WHAT YOU ARE ASKED TO DO:
The lines to copy are those in the listing that hold the word "title".

RECORD SET:
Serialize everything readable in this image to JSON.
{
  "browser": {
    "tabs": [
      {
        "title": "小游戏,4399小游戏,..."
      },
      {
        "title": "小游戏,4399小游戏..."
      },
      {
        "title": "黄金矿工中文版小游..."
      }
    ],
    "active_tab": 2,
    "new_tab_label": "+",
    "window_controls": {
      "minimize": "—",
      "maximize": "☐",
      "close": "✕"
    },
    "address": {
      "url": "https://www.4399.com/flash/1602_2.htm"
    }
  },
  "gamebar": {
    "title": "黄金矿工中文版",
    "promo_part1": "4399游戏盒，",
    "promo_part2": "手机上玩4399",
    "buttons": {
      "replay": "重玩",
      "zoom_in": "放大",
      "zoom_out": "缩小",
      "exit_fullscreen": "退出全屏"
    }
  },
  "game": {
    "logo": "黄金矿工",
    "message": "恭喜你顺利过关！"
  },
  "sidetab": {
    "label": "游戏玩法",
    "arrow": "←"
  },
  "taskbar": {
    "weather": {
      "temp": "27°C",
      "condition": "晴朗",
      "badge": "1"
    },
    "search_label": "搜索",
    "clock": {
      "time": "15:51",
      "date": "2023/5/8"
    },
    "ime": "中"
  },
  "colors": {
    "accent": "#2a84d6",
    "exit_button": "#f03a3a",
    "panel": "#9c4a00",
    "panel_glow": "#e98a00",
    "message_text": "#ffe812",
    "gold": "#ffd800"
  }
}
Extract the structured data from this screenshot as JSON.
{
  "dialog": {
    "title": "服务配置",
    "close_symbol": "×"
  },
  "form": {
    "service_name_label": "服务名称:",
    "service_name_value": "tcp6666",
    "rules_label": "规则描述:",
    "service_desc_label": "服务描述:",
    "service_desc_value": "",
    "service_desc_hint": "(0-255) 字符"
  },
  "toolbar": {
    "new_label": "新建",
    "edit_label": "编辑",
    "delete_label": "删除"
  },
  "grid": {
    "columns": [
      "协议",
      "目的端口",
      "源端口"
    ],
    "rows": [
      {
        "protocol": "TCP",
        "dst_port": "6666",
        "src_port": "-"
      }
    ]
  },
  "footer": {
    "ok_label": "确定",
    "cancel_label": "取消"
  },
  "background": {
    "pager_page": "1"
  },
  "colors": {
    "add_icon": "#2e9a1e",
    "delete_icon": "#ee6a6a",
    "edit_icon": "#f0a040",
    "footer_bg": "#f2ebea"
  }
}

EXERCISE OUTPUT:
        "title": "小游戏,4399小游戏,..."
        "title": "小游戏,4399小游戏..."
        "title": "黄金矿工中文版小游..."
    "title": "黄金矿工中文版",
    "title": "服务配置",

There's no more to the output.